Small-business owners, what are you doing to stand out from the crowd? Each week, we focus on an entrepreneur who has lessons to share that we think will resonate with other small-business owners.
Dave Mesicek, co-founder of socially responsible footwear supplier Common Soles, answers our questions, answers our questions:
What are you doing to stand out from the crowd?
At Common Soles, we sell flip-flops to raise money to build awareness and provide support for economically disadvantaged factory towns around the world. But unlike similar companies like TOMS Shoes, which donates a pair of shoes to a needy child for every pair it sells, we’re focusing on high-level needs, such as education and health care. At the same time, we’re working with the factories to design better manufacturing processes and labor policies. We’re also trying to lift these communities, which typically receive the least value in the footwear supply chain; we’re attempting to flip that model around and bring transparency to the footwear industry by forging connections between the factory workers and consumers. But we’re not a charity. We’re applying business principles and profits toward fulfilling our goals.
What’s the best part about owning your own business?
Knowing that my work is designed to benefit those I care about — my family, my partners, our customers and disadvantaged communities. Wearing flip-flops to the office is also pretty cool.
What’s the biggest challenge of owning your own business?
Freeing up time for the people who matter most in my life.
Name: Dave Mesicek
Business: Common Soles, a footwear maker.
Location: Wellesley, Mass.
Year founded: 2009
Number of employees: 3
Web address: commonsoles.com
What’s the biggest hurdle you’ve overcome?
Making limited start-up funds last. Because the down economy made borrowing from traditional sources like banks and venture capitalists almost impossible, we had to launch the business with our own savings, which amounted less than $3,000 between me and my partner. To stretch those funds further, we got creative. Our website was built using free software called Joomla. We leverage social media for marketing, rather than running expensive ads. And we build partner relationships based on trust, not dollars.
What’s the biggest mistake you’ve made?

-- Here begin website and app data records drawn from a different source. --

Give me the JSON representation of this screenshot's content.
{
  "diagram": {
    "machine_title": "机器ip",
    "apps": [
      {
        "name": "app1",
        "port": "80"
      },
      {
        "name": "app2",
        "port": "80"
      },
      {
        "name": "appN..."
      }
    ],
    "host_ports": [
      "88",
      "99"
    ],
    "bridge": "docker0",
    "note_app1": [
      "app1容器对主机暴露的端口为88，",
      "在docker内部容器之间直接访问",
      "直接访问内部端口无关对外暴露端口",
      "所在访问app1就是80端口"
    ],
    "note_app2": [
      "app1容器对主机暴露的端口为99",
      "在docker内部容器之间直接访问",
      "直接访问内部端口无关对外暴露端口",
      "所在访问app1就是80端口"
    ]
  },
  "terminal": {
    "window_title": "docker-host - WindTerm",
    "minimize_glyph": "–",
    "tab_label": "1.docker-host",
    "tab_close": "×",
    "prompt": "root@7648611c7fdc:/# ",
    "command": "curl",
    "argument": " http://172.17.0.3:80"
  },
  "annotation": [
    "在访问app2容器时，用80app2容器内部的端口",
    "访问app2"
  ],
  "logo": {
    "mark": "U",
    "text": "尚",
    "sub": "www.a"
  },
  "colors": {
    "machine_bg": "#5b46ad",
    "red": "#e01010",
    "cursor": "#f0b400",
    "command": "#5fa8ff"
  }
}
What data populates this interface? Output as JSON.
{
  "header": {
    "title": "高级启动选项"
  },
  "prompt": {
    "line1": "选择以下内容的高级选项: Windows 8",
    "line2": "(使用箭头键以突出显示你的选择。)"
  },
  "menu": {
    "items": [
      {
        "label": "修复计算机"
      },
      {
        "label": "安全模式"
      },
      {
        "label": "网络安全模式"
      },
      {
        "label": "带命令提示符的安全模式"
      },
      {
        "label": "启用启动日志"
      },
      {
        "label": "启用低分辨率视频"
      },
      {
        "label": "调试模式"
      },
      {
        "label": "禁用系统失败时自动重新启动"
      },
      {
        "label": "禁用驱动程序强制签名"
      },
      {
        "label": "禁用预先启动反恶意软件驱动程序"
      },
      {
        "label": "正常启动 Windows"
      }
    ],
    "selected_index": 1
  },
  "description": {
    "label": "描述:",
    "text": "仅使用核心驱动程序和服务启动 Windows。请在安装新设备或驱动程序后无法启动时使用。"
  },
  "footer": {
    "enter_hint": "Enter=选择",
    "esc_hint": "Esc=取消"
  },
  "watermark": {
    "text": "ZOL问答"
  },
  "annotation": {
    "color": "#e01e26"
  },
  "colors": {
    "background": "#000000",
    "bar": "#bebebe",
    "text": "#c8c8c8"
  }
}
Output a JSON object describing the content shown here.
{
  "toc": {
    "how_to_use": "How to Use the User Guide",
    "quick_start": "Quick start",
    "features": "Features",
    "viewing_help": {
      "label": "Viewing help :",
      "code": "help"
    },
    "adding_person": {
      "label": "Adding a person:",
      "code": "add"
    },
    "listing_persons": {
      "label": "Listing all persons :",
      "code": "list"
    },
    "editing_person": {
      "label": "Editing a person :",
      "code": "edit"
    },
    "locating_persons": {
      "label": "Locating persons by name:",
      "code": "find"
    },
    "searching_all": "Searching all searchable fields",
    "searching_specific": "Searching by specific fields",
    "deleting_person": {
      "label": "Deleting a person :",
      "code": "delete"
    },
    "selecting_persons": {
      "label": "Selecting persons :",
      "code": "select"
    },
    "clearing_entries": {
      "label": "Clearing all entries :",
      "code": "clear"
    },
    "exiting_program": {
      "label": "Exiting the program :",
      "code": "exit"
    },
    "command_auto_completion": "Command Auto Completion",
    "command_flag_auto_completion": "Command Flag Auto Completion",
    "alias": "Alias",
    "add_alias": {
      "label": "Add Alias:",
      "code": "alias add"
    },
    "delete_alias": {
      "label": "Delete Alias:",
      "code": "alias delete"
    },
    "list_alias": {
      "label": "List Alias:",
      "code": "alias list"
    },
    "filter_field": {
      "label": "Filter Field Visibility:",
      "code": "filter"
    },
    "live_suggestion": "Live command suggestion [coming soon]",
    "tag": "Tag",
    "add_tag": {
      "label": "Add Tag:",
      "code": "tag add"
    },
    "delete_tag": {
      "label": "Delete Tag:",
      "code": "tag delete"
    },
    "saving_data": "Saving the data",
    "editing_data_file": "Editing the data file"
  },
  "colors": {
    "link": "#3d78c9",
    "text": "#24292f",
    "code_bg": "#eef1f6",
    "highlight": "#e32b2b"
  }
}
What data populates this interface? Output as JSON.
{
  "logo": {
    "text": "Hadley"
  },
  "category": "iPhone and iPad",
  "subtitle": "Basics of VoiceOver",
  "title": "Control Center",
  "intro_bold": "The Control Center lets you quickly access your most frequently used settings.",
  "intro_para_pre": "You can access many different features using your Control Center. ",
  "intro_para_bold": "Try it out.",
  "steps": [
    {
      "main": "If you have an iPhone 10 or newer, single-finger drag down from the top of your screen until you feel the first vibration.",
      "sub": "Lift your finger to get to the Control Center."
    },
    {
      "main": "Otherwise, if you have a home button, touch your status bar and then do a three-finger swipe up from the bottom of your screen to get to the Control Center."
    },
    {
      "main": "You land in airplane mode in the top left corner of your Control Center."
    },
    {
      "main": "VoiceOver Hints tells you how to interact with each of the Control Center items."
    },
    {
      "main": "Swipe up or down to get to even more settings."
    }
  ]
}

Not remaining focused on our core objectives. In a for-profit business, big money-making opportunities can be tempting. And when the opportunity to sell our products in mass retail outlets presented itself, we jumped at the chance. But at the end of the day, it didn’t make sense, and our brand positioning was lost. In addition, we ended up consuming more time and resources than we, as a new company, could afford to give.
What’s the best business advice you can offer?
Leverage your personal and professional networks as much as possible. Networking can provide a big lift to a business and should be part of every small company’s toolbox.
SmartMoney.com provides news, information, and tools for business professionals and growing businesses. All content provided by SmartMoney is © 2009 SmartMoney®, a Dow Jones & Company, Inc. and Hearst SM Partnership.